(Saved data entries)
= = = = = = =

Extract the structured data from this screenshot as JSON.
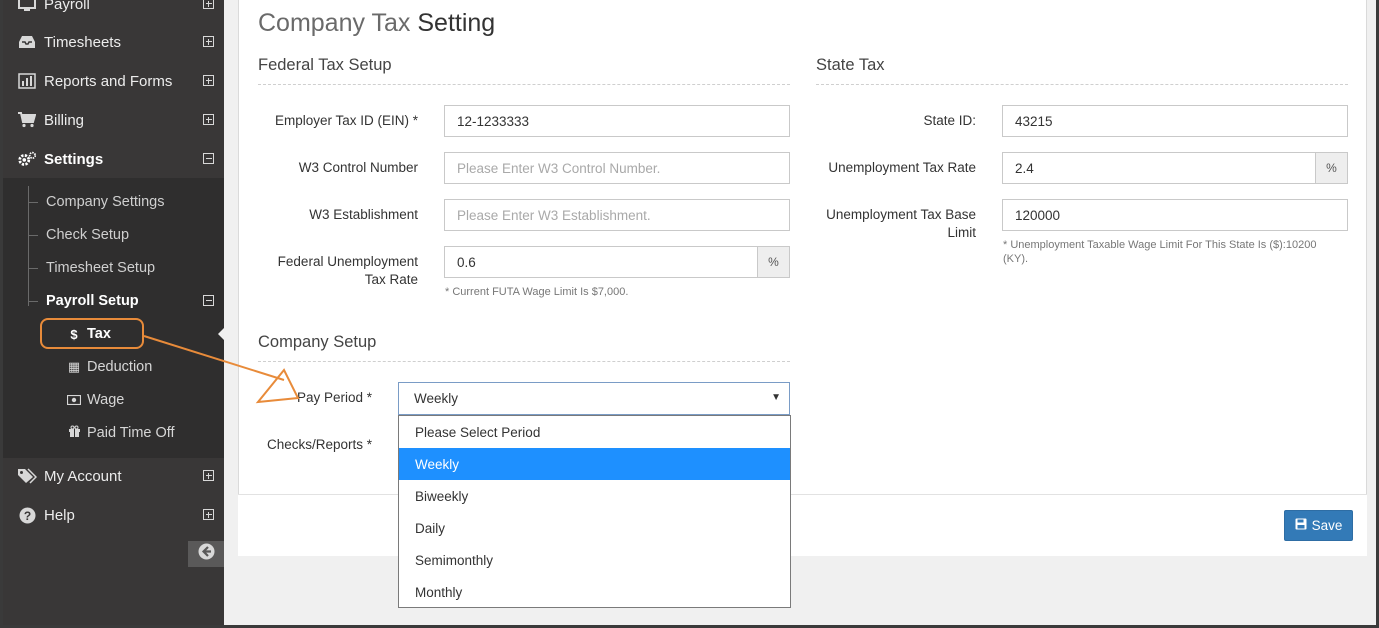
{
  "sidebar": {
    "payroll_label": "Payroll",
    "timesheets_label": "Timesheets",
    "reports_label": "Reports and Forms",
    "billing_label": "Billing",
    "settings_label": "Settings",
    "company_settings_label": "Company Settings",
    "check_setup_label": "Check Setup",
    "timesheet_setup_label": "Timesheet Setup",
    "payroll_setup_label": "Payroll Setup",
    "tax_label": "Tax",
    "deduction_label": "Deduction",
    "wage_label": "Wage",
    "pto_label": "Paid Time Off",
    "my_account_label": "My Account",
    "help_label": "Help"
  },
  "page": {
    "title_light": "Company Tax",
    "title_strong": "Setting"
  },
  "federal": {
    "section_title": "Federal Tax Setup",
    "ein_label": "Employer Tax ID (EIN) *",
    "ein_value": "12-1233333",
    "w3_control_label": "W3 Control Number",
    "w3_control_placeholder": "Please Enter W3 Control Number.",
    "w3_establishment_label": "W3 Establishment",
    "w3_establishment_placeholder": "Please Enter W3 Establishment.",
    "futa_label_line1": "Federal Unemployment",
    "futa_label_line2": "Tax Rate",
    "futa_value": "0.6",
    "futa_addon": "%",
    "futa_help": "* Current FUTA Wage Limit Is $7,000."
  },
  "state": {
    "section_title": "State Tax",
    "state_id_label": "State ID:",
    "state_id_value": "43215",
    "unemp_rate_label": "Unemployment Tax Rate",
    "unemp_rate_value": "2.4",
    "unemp_rate_addon": "%",
    "unemp_base_label_line1": "Unemployment Tax Base",
    "unemp_base_label_line2": "Limit",
    "unemp_base_value": "120000",
    "unemp_help_line1": "* Unemployment Taxable Wage Limit For This State Is ($):10200",
    "unemp_help_line2": "(KY)."
  },
  "company": {
    "section_title": "Company Setup",
    "pay_period_label": "Pay Period *",
    "pay_period_value": "Weekly",
    "checks_reports_label": "Checks/Reports *",
    "options": [
      "Please Select Period",
      "Weekly",
      "Biweekly",
      "Daily",
      "Semimonthly",
      "Monthly"
    ],
    "selected_option": "Weekly"
  },
  "footer": {
    "save_label": "Save"
  },
  "colors": {
    "sidebar_bg": "#393737",
    "accent": "#337ab7",
    "highlight": "#e88b3a",
    "selected_option": "#1e90ff"
  }
}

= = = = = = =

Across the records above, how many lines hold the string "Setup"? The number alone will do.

- Response to this exercise:
5